→ PROBLEM DESCRIPTION: Search the entries below for the word "title", then copy each line in which it is found.
————
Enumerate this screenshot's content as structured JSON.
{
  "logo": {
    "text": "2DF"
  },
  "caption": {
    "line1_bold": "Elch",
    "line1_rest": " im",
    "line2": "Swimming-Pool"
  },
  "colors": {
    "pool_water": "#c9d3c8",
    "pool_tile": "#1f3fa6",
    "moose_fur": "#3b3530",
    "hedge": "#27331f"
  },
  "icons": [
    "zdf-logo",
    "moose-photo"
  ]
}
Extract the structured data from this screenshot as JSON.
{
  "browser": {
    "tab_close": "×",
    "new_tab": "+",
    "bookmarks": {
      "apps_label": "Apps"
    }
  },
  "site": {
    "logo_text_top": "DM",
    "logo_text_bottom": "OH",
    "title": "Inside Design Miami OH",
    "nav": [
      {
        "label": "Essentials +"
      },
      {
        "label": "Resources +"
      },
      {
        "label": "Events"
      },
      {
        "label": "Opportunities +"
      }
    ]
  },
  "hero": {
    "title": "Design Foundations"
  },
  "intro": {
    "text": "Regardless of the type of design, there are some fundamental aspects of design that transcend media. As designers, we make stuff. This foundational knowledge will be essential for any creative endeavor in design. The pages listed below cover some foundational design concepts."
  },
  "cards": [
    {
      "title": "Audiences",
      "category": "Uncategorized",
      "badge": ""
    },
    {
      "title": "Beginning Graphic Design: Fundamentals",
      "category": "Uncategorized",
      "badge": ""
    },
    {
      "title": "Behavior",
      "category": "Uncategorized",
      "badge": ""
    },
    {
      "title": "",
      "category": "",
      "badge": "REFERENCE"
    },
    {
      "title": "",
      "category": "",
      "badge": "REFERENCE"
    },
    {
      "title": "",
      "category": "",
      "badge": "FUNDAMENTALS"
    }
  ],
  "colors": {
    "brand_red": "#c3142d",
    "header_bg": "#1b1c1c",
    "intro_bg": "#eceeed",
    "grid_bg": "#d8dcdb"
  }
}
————
→ RESPONSE AREA:
    "title": "Inside Design Miami OH",
    "title": "Design Foundations"
      "title": "Audiences",
      "title": "Beginning Graphic Design: Fundamentals",
      "title": "Behavior",
      "title": "",
      "title": "",
      "title": "",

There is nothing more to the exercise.